For lunch we head to a restaurant on the shores of the lake, Paradis Malahide. It is on a relatively secluded spot, surrounded by nature. We eat small fried fish, but not before we have squeezed a lemon over them. This simple act takes me all the way back to where I come from, Andalucía. Worlds apart, but the same dish eaten the same way. After lunch we jump on a boat that takes us around the lake. With the gentle movement of the boat, Tinashe falls asleep, and I just anxiously look at the DRC shore. What lies out there? How do people live? How would it feel to set foot in there? I had researched visiting gorillas in the Virunga park, but the low entrance fee (USD 400) also comes with the risk of abduction. The Rwandan park fee might be cheap after all.

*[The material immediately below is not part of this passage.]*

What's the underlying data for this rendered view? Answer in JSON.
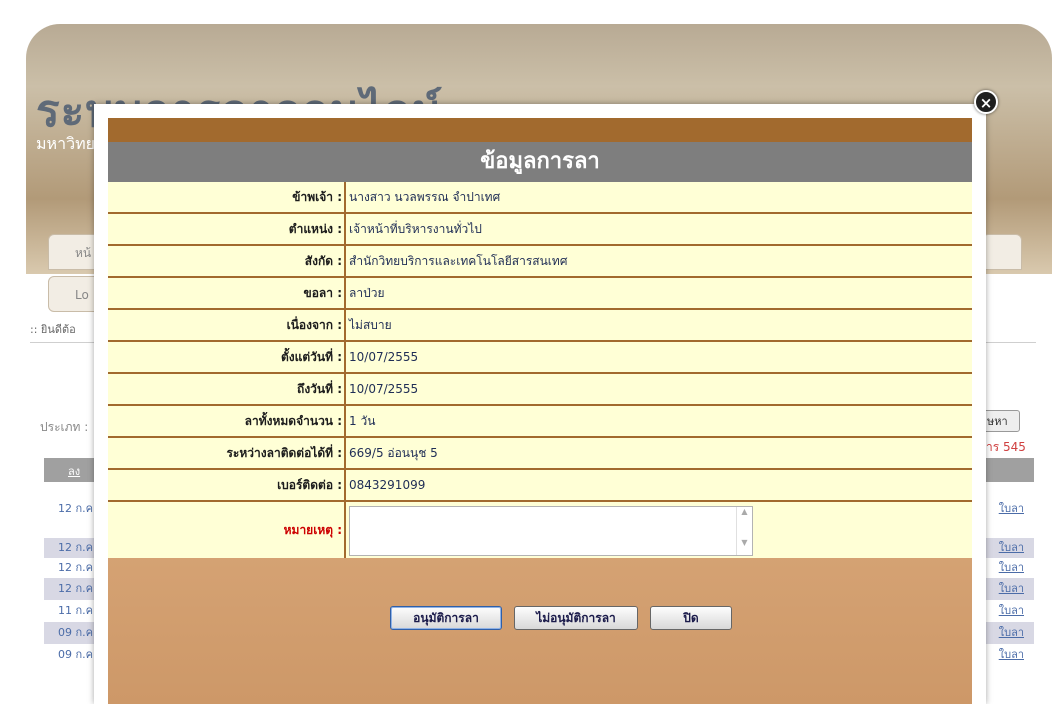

Now we are going past Goma, and we see some of its grander houses. The city looks green and peaceful from far away, powerless under imposing Mount Nyiragongo, still an active volcano. It is a striking and beautiful sight, and I cannot help shake the feeling that I want to visit the this side of the border too. Lost in these thoughts, we head back to Kigali. It has been an amazing day and Dawson has been a fantastic guide.
The following day, after enjoying my last moments in the pool of the Mille Collines, it is time to go back to Johannesburg. It has been a short but intense trip, full of emotions. I have really enjoyed Kigali and I am looking forward to coming back, as there is a lot still yet to see. Nevertheless, and rare in me, I am actually really excited to go back home. I have missed Johannesburg.
Arranging the trip:
- Hotel: I booked it through Booking.com
- Getting around: We used VWmove in Kigali, as well as local taxi and motorbike drivers
- Trip to Lake Kivu: Dawson can be contacted on +250 7888 25739 or email@example.com
- Books to read
- The girl who smiled beads, Clementine Wamariya
- The state of Africa: A history of the continent since independence, Martin Meredith
- Africa: Altered states, ordinary miracles, Richard Dowden
- In the footsteps of Mr Kurtz, Michela Wrong (about DR Congo, but very good to get context on the region)
- We wish to inform you that tomorrow we will be killed with our families, Philip Gourevitch
- Films to watch
- Shake hands with the devil, Roger Spottiswoode
- Black earth rising (TV show available on Netflix)
- Hotel Rwanda, Terry George
- A Sunday in Kigali, Robert Favreau
- Shooting dogs, Michael Caton-Jones
- Sometimes in April, Raoul Peck
- Women travellers
- I felt very comfortable at all times, both when I was wandering around Kigali by myself and when I was with my male friend
- Kigali is one of the safest places I have ever been to. We walked around at night and I took taxis by myself